Overbuff Recall - October 11, 2019
This week Blizzard has been in the spotlight following their suspension of Hearthstone player “Blitzchung.” During a tournament livestream, Blitzchung showed his support of protesters in Hong Kong by yelling, “Liberate Hong Kong. Revolution of our age!”
The stream immediately cut away, and later Blizzard announced that he had been removed from the rest of the tournament, that he is suspended from Hearthstone esports for one year, and his winnings have been reduced to $0. Their reasoning is enforcing their tournament rule, “Engaging in any act that, in Blizzard’s sole discretion, brings you into public disrepute, offends a portion or group of the public, or otherwise damages Blizzard image…”
Photo from InvenGlobal’s clip of the stream as the original has been deleted.
Since then, Blizzard fans, Blizzard employees, and even some politicians have shared their disappointment with the decision, saying Blizzard has gone against their own morals by giving in to the Chinese government’s attitude towards the Hong Kong protesters.
The #BoycottBlizzard hashtag took off, with players calling for each other to either stop supporting Blizzard’s games, deleting accounts, or changing BattleTags to support Hong Kong, some employees held a protest where they even covered up the words “Think Globally” and “Every Voice Matters” on the statue on the Blizzard Campus that declares their values, and two US lawmakers have made remarks against Blizzard’s actions.
Others are trying to make Mei the face of Hong Kong protesters, and Zedd, who performed at this year’s OWL Grand Finals said he’s been banned from China for liking a South Park tweet, though this statement has not been confirmed and he may be making a joke against the Chinese government.
Photo from clip of the stream.
This week, players from American University participating in a US collegiate Hearthstone tournament have pointed out hypocrisy in Blizzard’s actions, after they shared a sign on stream saying, “Support Hong Kong, Boycott Blizz” and they were not suspended. That team has now also forfeit its games for the rest of the tournament in protest, and are no longer participating in Hearthstone tournaments.
As of this writing, Blizzard has not commented on the events since the original suspension.
For many gamers, this is the first time the Hong Kong protests have come to the forefront of their view. If you want to catch up on why people are protesting, here are a few links:
“Why are there massive protests in Hong Kong?” by the Washington Post (June 11, 2019)
“The Hong Kong protests explained in 100 and 500 words” by BBC News (September 19, 2019)
“Timeline: The Hong Kong protests” by World Magazine (September 19, 2019)
New Contenders Format for 2020
Graphic from OverwatchLeague.com.
Contenders is going to look much different come 2020 in an effort to allow more teams an opportunity to rise up to the top than the current format allows.
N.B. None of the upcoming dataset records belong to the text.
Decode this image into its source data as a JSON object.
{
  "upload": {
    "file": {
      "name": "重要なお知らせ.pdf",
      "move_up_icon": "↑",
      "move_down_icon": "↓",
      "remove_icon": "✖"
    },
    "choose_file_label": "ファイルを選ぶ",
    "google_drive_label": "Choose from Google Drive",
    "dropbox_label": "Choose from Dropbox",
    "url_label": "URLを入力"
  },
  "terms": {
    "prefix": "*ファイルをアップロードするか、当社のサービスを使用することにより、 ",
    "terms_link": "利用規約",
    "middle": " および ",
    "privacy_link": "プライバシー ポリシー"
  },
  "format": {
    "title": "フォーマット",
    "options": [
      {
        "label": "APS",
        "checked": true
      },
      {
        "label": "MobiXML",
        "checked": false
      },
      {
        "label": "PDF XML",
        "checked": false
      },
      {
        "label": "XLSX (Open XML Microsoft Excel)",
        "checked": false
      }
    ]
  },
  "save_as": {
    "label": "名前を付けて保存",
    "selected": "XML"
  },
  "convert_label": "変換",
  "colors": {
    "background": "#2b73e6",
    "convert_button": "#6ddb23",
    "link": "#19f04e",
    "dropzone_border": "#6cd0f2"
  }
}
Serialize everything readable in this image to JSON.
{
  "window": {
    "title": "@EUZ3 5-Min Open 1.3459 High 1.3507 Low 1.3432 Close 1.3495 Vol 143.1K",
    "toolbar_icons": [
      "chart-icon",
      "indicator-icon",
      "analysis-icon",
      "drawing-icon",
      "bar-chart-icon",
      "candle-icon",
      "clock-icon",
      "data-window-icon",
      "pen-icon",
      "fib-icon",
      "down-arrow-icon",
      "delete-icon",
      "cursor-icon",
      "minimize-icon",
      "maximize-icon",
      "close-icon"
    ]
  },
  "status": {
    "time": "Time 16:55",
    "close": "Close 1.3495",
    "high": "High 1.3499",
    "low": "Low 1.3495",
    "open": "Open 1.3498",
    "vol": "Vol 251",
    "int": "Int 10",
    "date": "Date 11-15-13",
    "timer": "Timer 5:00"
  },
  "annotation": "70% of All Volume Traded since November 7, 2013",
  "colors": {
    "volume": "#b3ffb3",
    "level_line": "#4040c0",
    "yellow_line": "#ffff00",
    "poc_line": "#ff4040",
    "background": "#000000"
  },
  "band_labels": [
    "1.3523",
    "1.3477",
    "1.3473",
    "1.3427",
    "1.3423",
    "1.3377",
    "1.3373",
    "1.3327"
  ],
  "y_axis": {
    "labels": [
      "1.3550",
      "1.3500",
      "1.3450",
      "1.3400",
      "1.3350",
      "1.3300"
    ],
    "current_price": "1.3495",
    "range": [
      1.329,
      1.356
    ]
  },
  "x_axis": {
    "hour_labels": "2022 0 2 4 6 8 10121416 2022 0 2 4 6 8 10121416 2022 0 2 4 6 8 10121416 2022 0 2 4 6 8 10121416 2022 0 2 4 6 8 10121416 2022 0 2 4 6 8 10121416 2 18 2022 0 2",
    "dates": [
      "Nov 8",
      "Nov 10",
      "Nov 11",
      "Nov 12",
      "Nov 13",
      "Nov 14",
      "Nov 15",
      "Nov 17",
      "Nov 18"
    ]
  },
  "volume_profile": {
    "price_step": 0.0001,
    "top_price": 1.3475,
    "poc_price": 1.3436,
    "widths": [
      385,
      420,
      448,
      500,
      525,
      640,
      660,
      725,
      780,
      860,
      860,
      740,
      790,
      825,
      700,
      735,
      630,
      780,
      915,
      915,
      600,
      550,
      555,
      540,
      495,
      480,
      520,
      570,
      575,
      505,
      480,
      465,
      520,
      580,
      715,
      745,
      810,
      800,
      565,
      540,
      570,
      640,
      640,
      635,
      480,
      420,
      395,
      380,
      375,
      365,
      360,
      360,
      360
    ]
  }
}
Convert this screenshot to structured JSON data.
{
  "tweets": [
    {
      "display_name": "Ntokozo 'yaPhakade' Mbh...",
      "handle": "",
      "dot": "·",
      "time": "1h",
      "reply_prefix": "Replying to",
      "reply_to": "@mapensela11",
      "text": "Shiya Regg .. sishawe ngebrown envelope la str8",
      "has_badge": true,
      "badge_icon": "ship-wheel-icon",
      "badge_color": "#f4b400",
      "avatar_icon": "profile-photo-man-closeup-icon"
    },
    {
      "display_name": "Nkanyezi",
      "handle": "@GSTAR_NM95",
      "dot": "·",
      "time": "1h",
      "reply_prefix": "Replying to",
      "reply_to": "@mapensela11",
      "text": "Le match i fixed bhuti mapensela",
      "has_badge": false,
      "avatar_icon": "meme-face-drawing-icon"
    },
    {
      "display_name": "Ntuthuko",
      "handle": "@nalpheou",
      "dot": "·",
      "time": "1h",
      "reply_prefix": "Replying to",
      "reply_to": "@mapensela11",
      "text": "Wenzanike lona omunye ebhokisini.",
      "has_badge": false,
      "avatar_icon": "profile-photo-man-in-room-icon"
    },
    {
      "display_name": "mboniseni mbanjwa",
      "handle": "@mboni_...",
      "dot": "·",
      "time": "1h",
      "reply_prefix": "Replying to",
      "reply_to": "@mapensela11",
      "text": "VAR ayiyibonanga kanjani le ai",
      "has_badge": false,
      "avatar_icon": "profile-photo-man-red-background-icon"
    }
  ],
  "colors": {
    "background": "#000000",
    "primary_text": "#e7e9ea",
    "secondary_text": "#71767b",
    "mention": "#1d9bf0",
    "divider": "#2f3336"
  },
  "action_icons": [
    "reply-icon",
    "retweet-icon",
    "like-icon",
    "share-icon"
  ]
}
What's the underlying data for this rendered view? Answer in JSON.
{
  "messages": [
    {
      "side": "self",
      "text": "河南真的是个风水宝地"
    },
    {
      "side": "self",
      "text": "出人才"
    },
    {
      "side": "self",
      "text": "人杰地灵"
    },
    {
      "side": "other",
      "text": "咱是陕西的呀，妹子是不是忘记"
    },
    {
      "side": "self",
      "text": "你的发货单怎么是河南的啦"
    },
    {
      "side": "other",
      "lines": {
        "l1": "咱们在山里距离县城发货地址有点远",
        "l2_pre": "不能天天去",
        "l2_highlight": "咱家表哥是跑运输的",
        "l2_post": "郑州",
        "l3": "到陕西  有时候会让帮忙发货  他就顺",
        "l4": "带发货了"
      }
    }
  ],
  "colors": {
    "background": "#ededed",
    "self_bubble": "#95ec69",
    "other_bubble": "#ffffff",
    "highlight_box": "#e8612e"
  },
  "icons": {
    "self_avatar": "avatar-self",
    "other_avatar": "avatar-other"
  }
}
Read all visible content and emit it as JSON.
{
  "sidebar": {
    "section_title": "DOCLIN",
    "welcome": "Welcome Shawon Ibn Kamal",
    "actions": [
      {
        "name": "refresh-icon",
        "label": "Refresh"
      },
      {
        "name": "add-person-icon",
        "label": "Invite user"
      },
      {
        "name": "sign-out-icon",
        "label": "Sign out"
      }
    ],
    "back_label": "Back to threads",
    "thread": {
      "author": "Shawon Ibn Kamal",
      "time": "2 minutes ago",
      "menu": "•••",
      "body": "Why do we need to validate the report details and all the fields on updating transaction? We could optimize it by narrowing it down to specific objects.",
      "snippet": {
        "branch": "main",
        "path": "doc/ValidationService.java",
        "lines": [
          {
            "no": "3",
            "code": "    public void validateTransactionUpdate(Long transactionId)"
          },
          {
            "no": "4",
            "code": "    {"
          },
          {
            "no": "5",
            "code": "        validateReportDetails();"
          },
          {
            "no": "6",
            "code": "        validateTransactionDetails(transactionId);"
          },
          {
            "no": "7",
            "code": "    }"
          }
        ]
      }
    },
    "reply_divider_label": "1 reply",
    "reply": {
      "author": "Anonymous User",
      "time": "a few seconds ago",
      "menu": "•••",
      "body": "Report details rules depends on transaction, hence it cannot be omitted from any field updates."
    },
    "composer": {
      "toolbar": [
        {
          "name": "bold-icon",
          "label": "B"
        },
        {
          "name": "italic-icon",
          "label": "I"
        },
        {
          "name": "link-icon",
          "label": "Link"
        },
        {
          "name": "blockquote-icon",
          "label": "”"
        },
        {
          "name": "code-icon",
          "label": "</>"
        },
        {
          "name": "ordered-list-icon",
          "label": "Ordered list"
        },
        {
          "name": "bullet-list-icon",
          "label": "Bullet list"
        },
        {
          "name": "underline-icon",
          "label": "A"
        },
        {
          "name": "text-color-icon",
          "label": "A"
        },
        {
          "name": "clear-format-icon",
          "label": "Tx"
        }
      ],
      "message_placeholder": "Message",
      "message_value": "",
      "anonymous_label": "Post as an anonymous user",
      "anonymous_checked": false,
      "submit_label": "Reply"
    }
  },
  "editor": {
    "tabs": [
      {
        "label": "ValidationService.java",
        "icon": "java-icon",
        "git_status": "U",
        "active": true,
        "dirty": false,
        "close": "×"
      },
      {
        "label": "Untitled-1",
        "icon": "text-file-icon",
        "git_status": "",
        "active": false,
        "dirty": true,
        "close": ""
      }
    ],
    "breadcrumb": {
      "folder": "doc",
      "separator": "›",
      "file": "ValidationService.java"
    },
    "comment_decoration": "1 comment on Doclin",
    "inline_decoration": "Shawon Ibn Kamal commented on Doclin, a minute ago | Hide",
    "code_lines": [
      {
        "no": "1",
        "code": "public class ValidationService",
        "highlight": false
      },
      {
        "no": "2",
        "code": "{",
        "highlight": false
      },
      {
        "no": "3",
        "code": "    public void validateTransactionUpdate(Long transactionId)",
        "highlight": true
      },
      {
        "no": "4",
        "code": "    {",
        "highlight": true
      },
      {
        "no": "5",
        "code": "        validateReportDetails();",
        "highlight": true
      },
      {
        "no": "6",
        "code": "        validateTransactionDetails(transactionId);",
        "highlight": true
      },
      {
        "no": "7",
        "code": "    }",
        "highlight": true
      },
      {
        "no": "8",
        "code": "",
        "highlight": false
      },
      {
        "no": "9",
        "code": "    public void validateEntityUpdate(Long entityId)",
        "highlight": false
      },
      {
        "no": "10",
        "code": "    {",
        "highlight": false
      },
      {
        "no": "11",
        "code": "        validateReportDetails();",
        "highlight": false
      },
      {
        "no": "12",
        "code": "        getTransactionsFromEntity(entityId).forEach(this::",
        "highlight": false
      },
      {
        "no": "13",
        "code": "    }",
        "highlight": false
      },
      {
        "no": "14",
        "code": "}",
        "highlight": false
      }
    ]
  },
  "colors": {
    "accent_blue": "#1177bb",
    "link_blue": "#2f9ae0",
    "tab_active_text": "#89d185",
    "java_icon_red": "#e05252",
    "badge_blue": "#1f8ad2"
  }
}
1) It will be split into Atlantic and Pacific conferences, just like the Overwatch League.
2) During the main season, there will be bi-weekly tournaments where Contenders and Contenders Trials alternate weeks.
3) Teams in Contenders will accumulate points based on their performance to qualify for regional playoffs.
To begin the move into the new format, all teams from Contenders Season 2 2019 will participate in a double-elimination tournament to determine seeds for 2020.
Open Division Season 1 will take place for 7 weeks (the 7th week) is playoffs.
The top performers will partake in regional playoffs and there will be two seasons full seasons, one for each half of the year. The Showdown and Gauntlet will be returning as well, and more details on those are coming at a later date.
Shock on The Tonight Show
San Francisco Shock players Sinatraa and Super made an appearance on The Tonight Show with Jimmy Fallon this past Monday night.
Fan of the Shock or not, this is a big moment for the League and esports in general, further introducing the sport and concepts to a general mass audience.
OWL Rosterpocalypse 2019
Photo provided to Blizzard Entertainment by Ben Pursell.
Many players have been removed from their teams this past week. I’ve been a bit slow to update while I’m on vacation, but our tracker should be up to date as of press time.
Just after press last week, the Overwatch League posted a list of which players were under contract, which had a team option (chance to stay with their team), and whose contracts had expired. While a number of moves have happened since the post went up, it’s still valid reading should you want to see which of your favorite players may be eligible to move to a new home for next year.